Do not do this to me.

Arya Stark looks at the skies in mild apprehension

Want more Junkee in your life? Sign up to our newsletter, and follow us on Instagram, Twitter and Facebook so you always know where to find us.

Since its very first episode premiered, all those years ago, Game of Thrones has been a curious exercise in what happens when a show decides to hurt the people that love it the most.

After all, if the fantasy series has a golden rule, it’s this: any character that seems basic, or decent, or lovely, or kind has approximately 32 seconds before they’re going to have their eyes poked out, or they come into direct and immediate contact with the business end of a sword.

The show’s survivors, Cersei Lannister chief among them, don’t exactly get off easy either — they get tortured and shamed in equal measure too. Only, they quickly learn to be as evil as the world around them, dispatching enemies and allies with equal disdain.

But, ahead of the final season of Game of Thrones dropping later this year, there’s one character that the audience aren’t prepared to see killed off, let alone even hurt: one Arya Stark (Maisie Williams).

To that end, when the latest trailer for the series opened with Arya in significant and potentially mortal trouble, the internet reacted the only way it knows how: with violent, all-consuming rage.

It’s not hard to see why the young Stark has found such a receptive and supportive audience.

Beginning the series as a true innocent, set adrift by the sudden and abrupt death of her father and facing a cold and cruel world, Arya fought back without ever sacrificing her moral code.

Unlike Cersei, who let an evil world send her evil, Arya learnt the ways of murder and stealth without becoming an almost comically fucked-up foe, and has remained one of the shining lights of the dark, dark Game of Thrones world.

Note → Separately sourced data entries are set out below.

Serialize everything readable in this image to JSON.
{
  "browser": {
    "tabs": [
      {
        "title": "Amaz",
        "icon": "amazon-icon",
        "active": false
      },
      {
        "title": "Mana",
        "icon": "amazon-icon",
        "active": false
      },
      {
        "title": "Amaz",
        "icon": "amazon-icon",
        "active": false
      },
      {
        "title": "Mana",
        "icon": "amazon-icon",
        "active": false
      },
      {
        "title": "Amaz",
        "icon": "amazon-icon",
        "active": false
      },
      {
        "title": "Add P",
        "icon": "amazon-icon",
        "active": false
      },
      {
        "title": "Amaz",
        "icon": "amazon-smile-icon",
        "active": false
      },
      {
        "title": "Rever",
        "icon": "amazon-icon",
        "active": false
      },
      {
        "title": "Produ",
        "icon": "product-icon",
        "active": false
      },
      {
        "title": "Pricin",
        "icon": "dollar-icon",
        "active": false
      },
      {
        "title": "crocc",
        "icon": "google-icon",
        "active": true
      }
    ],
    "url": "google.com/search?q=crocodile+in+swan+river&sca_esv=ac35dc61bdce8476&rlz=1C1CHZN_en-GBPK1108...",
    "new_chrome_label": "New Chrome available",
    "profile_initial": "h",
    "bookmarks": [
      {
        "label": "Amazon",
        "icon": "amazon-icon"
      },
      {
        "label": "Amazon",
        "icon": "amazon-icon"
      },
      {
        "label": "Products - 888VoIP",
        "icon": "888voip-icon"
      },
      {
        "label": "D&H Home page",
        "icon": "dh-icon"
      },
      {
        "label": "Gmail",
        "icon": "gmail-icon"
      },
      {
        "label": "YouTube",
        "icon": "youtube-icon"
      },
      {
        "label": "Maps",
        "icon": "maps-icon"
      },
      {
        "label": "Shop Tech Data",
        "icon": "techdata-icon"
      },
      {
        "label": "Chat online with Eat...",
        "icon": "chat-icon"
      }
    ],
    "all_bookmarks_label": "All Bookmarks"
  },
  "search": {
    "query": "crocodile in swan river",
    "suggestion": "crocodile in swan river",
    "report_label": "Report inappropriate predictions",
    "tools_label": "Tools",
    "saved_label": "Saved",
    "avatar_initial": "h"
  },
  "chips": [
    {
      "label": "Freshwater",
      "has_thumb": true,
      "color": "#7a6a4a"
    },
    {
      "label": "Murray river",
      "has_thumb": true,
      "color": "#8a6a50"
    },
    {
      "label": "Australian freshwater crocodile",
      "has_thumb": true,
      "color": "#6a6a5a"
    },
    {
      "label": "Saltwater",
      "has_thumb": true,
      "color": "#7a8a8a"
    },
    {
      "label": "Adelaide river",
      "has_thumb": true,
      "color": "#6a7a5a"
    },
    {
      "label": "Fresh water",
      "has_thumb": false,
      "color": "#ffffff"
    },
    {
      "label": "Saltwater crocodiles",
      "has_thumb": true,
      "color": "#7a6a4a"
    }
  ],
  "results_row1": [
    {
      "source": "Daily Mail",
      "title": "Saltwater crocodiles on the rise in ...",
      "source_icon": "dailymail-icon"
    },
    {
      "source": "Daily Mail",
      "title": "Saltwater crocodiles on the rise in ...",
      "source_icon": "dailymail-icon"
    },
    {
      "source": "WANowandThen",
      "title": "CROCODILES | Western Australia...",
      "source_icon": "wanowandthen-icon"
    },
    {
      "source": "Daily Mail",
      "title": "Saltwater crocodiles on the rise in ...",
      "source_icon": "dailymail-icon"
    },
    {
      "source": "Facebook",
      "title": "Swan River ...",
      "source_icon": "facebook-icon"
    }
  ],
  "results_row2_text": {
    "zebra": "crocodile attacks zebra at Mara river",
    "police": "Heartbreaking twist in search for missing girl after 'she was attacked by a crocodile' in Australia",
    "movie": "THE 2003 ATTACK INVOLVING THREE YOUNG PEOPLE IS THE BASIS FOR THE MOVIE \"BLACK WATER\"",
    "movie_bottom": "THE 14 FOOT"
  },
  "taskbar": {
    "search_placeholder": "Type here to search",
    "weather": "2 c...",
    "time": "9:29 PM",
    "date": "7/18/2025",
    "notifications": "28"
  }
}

Of course, it is exactly Arya’s status as a force of good and light that puts her in danger — as previous seasons have proved, there’s nothing that the showrunners like more than cutting innocence down in its prime, because they are a collection of violent sadists who want me to be sad and disappointed literally all of the time.

Game of Thrones premieres on April 14.